Apparently, recent lawlessness was caused by the following: lack of legitimacy of the Coalition government, government public sector spending cuts, the failure of multiculturalism, the fostering of welfare dependency under New Labour, the deep-seated malaise of disenfranchised urban communities and the wanton destruction of thieving, feral youth. Clear as mud then. But whatever the cause, politicians and commentators seem united on the fact that something is deeply wrong with British society.
But is that really the case? A YouGov poll this week suggested a very different conclusion to the dominant political and media narrative. Asked whether they thought their own community and surrounding area was ‘broken’, only around a third of the British public agreed. Not only is that number surprisingly low so soon after the riots, it has actually fallen since 2009. Nationally we are much more pessimistic – three quarters of us think society is broken. That stat hasn’t changed since 2009, but nor, interestingly did it change in the immediate aftermath of the riots.
The national line about a broken society is only part of the truth. Only a handful of places were affected, with even many parts of London relatively quiet. I don’t want to downplay the very real impact of the riots – the Dirty South pub in Lewisham is at the end of my road, so I was one of many people who spent several nights in with the doors locked and the curtains drawn. But it’s important that we don’t mistake an astonishing outpouring of violence for a general social malaise. As NLGN’s recent work on the Big Society showed, lots of places across Britain have high levels of belonging, cohesion and social activism. Our data show that around a third of us might even be prepared to mentor one of the many young offenders who’ve been created by the riots. Not all of the these places are in the leafy shires.
And although David Cameron can’t say it, the recent rioting and looting may actually show that building the Big Society is not a pipedream.
What we’ve seen in the aftermath of rioting has been a positive response from many communities – the ‘I love Peckham’ post-it note wall, riot wombles in Clapham, voluntary street cleaning in Chalk Farm – all surely perfect examples of what the Prime Minister would like to become the norm as communities respond to public service spending cuts.
The response from the political class was the usual mixed bag. Nationally, the parliament recall looked like a sop to MPs and national leaders who really had nothing to offer riot stricken areas except the usual knockabout between left and right.

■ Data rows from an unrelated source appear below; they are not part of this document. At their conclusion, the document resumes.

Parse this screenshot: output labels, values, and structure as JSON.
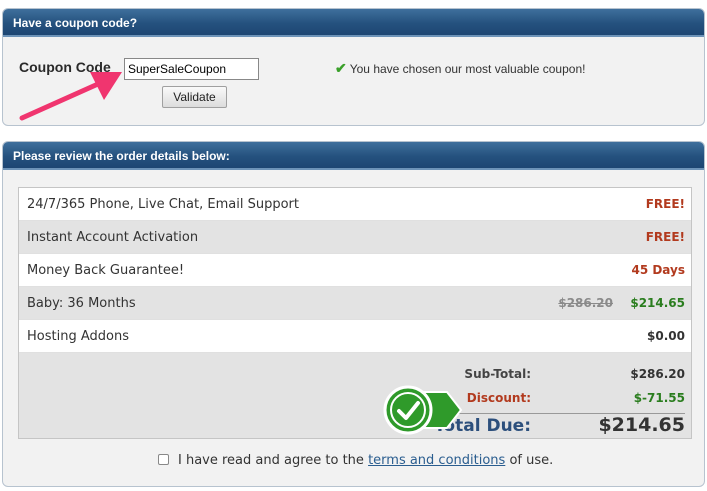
{
  "coupon": {
    "header": "Have a coupon code?",
    "label": "Coupon Code",
    "value": "SuperSaleCoupon",
    "validate_label": "Validate",
    "message": "You have chosen our most valuable coupon!"
  },
  "order": {
    "header": "Please review the order details below:",
    "items": [
      {
        "label": "24/7/365 Phone, Live Chat, Email Support",
        "value": "FREE!"
      },
      {
        "label": "Instant Account Activation",
        "value": "FREE!"
      },
      {
        "label": "Money Back Guarantee!",
        "value": "45 Days"
      },
      {
        "label": "Baby: 36 Months",
        "old_price": "$286.20",
        "value": "$214.65"
      },
      {
        "label": "Hosting Addons",
        "value": "$0.00"
      }
    ],
    "subtotal_label": "Sub-Total:",
    "subtotal_value": "$286.20",
    "discount_label": "Discount:",
    "discount_value": "$-71.55",
    "total_label": "Total Due:",
    "total_value": "$214.65"
  },
  "agreement": {
    "prefix": "I have read and agree to the",
    "link": "terms and conditions",
    "suffix": "of use."
  },
  "icons": [
    "check-icon",
    "arrow-icon",
    "check-badge-icon",
    "checkbox"
  ],
  "colors": {
    "header_blue": "#25527f",
    "free_red": "#b23a1e",
    "price_green": "#2a7d1e",
    "total_blue": "#2c4f7c",
    "arrow_pink": "#f0356f"
  }
}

Boris Johnson put in a lacklustre performance, raising questions about whether the coalition’s plans for elected police commissioners will make much difference (he effectively already does the job for Londoners). And a handful of local leaders put in strong performances – notably Croydon’s Mike Fisher – before finding themselves stymied by a lack of power.
The next steps are pretty obvious. Punish the rioters, crack down on gangs and then start the slow process of rebuilding affected communities. Local government cannot stop a riot once it has begun, but it can remove the conditions that start them in the first place. Whitehall can help this complex process by letting communities themselves set priorities and allocate resources, rather than having civil service silos do it for them.
Whilst we work through the problems of the most troubled communities, it would be remiss and counter-productive not to recognise and celebrate communities that did not riot – that remained coherent and which offer hope for the future. The national psyche may be damaged as a result of what happened in the last few weeks, and wall-to-wall news coverage and shocking visuals of people jumping from burning buildings are seared into the collective memory and can hamper rational debate.
Yes, we as a country have issues to confront that we’d perhaps rather not, but in the face of querulous calls to the contrary, we need to tackle societal problems community by community. Society is neither big nor broken – it is a construct of thousands of unique communities with an identity and life of their own. Individual societies might be damaged, but to say that British society is broken misses the point.
Simon Parker, Director, NLGN